I’ve been a bit tied up lately but had a strong hankering to do a little writing this morning. So allow me to get right to it by offering you some very good news by way of the Wall Street Journal.
Half a decade into the e-book revolution, though, the prognosis for traditional books is suddenly looking brighter. Hardcover books are displaying surprising resiliency. The growth in e-book sales is slowing markedly. And purchases of e-readers are actually shrinking, as consumers opt instead for multipurpose tablets. It may be that e-books, rather than replacing printed books, will ultimately serve a role more like that of audio books—a complement to traditional reading, not a substitute.
How attached are Americans to old-fashioned books? Just look at the results of a Pew Research Center survey released last month. The report showed that the percentage of adults who have read an e-book rose modestly over the past year, from 16% to 23%. But it also revealed that fully 89% of regular book readers said that they had read at least one printed book during the preceding 12 months. Only 30% reported reading even a single e-book in the past year.
What’s more, the Association of American Publishers reported that the annual growth rate for e-book sales fell abruptly during 2012, to about 34%. That’s still a healthy clip, but it is a sharp decline from the triple-digit growth rates of the preceding four years.
I don’t want to say I told you so but I had a strong feeling e-books and e-readers would hit their respective ceilings. I don’t own either item, preferring to do my reading from a print book. That doesn’t make me a more passionate reader than the next. I know people who love to read just as much as me who find great value in their Kindle for example. But I’ve learned it usually is out of a matter of convenience, say, for traveling or an extended stay some place where trucking a load of books is impractical.
The reason, I believe, is simple. Books are like children, friends or even lovers. You can’t replace them. Sure phone conversations, letters or Skypeing may provide a convenient substitute in their absence but it is nothing compared to holding your little one or embracing your darling in the flesh.

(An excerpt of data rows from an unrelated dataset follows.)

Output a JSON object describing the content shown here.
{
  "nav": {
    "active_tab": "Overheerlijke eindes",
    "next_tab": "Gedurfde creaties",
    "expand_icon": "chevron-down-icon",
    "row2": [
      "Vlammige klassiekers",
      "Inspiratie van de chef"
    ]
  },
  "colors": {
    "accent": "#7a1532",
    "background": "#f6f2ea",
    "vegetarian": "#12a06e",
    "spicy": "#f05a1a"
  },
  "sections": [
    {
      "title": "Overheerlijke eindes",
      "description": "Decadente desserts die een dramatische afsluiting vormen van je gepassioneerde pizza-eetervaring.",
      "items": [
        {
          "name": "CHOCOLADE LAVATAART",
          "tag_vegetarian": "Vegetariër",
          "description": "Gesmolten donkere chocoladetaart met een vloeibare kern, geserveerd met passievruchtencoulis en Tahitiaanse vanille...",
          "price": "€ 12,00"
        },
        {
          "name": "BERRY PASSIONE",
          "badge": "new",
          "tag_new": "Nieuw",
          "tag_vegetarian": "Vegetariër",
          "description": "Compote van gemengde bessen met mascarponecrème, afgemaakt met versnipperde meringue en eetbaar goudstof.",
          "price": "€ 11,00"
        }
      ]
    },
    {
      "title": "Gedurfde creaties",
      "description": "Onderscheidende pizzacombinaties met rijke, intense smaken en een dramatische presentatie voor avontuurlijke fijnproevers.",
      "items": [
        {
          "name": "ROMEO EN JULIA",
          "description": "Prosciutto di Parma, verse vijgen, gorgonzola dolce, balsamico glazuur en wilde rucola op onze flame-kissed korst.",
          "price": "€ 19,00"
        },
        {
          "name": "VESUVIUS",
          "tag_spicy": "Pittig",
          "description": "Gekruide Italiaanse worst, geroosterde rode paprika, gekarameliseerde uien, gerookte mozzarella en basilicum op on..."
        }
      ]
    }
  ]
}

Keep those books. Add to that library. Books aren’t going anywhere. And remember whoever dies with the most books, wins!